▶ WORK REQUIRED
Reading the records below, how many lines contain "structured"? Respond with a number and nothing else.

▶ EXERCISE INPUTS
#####

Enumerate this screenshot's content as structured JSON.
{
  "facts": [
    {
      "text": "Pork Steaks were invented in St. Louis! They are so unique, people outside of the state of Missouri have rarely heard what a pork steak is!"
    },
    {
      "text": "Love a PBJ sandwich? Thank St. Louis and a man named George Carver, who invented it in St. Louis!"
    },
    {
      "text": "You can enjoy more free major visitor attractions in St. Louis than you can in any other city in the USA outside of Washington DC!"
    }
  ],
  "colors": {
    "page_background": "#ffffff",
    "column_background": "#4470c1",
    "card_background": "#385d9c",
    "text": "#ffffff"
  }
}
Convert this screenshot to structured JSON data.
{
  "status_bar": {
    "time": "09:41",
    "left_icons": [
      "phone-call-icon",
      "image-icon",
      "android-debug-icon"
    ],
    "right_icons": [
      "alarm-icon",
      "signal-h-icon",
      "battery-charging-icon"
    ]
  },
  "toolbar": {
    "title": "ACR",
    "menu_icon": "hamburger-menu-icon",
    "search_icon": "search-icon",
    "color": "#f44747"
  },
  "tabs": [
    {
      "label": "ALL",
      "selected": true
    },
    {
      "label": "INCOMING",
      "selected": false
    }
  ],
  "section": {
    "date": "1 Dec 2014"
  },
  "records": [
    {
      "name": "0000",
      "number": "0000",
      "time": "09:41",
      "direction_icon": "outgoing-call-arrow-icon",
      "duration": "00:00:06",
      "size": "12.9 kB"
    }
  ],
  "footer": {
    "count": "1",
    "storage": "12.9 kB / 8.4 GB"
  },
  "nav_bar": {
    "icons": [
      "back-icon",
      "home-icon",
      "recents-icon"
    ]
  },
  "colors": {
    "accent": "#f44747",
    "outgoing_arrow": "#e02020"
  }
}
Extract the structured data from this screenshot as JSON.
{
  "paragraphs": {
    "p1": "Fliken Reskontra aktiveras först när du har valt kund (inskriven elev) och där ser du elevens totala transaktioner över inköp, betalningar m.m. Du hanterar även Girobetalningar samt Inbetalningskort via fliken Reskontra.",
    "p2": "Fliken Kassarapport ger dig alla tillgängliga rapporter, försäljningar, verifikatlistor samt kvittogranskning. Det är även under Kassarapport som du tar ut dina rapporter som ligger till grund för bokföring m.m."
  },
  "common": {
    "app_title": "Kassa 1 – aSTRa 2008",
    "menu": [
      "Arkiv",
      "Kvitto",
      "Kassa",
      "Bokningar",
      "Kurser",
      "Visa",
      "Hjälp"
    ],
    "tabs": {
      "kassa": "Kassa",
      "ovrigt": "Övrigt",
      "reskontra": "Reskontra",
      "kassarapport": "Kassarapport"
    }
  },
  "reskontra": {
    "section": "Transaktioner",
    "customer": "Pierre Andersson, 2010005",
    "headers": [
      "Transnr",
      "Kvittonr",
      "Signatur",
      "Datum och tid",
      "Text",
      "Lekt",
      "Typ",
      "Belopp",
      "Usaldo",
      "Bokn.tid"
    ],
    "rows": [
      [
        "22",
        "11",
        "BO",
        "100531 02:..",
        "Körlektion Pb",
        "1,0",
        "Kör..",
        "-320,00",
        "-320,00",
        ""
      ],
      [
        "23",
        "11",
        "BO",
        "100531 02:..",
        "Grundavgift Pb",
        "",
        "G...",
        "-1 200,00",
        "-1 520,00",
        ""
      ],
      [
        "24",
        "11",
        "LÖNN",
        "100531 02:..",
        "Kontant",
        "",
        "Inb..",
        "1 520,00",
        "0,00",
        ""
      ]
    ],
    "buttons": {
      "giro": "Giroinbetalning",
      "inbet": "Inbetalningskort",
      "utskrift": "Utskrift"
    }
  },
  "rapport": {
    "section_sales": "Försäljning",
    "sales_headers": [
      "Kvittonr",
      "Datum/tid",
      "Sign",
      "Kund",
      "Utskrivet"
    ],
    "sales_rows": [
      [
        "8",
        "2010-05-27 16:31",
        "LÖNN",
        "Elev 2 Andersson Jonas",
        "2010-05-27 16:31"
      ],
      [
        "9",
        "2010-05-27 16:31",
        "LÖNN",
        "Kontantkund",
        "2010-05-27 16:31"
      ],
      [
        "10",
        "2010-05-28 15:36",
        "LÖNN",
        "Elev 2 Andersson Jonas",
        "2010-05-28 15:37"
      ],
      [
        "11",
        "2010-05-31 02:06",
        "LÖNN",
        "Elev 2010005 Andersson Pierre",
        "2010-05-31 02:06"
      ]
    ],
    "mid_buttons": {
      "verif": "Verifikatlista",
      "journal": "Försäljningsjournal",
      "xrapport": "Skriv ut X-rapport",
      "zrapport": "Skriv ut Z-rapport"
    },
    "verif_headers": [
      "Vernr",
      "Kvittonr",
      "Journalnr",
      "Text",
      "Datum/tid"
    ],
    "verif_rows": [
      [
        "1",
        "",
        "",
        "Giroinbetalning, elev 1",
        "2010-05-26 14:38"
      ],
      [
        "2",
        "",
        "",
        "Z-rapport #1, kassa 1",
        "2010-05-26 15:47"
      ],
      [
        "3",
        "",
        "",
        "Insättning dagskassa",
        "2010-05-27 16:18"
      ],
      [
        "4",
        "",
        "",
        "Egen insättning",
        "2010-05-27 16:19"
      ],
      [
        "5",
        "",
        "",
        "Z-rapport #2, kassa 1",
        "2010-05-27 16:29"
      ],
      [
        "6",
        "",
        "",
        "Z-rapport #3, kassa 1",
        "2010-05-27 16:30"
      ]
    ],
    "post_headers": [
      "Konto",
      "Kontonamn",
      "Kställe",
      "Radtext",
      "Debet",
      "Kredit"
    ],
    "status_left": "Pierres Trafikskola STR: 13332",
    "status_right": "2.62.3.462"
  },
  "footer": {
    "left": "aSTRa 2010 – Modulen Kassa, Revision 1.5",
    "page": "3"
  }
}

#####

▶ SOLUTION TO THIS EXERCISE
3